▶ _Aim of the exercise_
Give back every entry exactly as it is written, but not the pictures.

▶ _Provided information_
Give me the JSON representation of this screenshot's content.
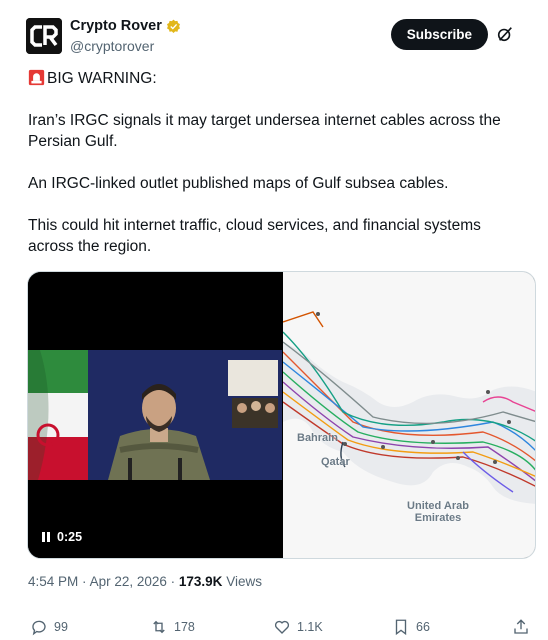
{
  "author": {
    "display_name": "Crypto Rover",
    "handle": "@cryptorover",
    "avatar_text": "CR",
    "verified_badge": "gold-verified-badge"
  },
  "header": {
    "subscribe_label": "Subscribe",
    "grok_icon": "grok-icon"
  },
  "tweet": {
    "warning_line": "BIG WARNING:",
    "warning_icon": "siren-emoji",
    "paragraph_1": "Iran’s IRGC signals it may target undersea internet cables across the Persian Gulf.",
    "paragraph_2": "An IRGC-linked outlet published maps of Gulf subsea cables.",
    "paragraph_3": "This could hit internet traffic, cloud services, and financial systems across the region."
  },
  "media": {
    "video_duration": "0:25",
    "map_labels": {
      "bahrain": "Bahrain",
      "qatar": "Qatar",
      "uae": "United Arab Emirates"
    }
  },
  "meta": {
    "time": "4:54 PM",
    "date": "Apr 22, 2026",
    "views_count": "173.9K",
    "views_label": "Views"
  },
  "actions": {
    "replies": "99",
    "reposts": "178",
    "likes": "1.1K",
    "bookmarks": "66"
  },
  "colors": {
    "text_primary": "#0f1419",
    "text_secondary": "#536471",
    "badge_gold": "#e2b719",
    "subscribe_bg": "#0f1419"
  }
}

▶ _Task solution_
Give me the JSON representation of this screenshot's content.
{
  "author": {
    "display_name": "Crypto Rover",
    "handle": "@cryptorover",
    "avatar_text": "CR",
    "verified_badge": "gold-verified-badge"
  },
  "header": {
    "subscribe_label": "Subscribe",
    "grok_icon": "grok-icon"
  },
  "tweet": {
    "warning_line": "BIG WARNING:",
    "warning_icon": "siren-emoji",
    "paragraph_1": "Iran’s IRGC signals it may target undersea internet cables across the Persian Gulf.",
    "paragraph_2": "An IRGC-linked outlet published maps of Gulf subsea cables.",
    "paragraph_3": "This could hit internet traffic, cloud services, and financial systems across the region."
  },
  "media": {
    "video_duration": "0:25",
    "map_labels": {
      "bahrain": "Bahrain",
      "qatar": "Qatar",
      "uae": "United Arab Emirates"
    }
  },
  "meta": {
    "time": "4:54 PM",
    "date": "Apr 22, 2026",
    "views_count": "173.9K",
    "views_label": "Views"
  },
  "actions": {
    "replies": "99",
    "reposts": "178",
    "likes": "1.1K",
    "bookmarks": "66"
  },
  "colors": {
    "text_primary": "#0f1419",
    "text_secondary": "#536471",
    "badge_gold": "#e2b719",
    "subscribe_bg": "#0f1419"
  }
}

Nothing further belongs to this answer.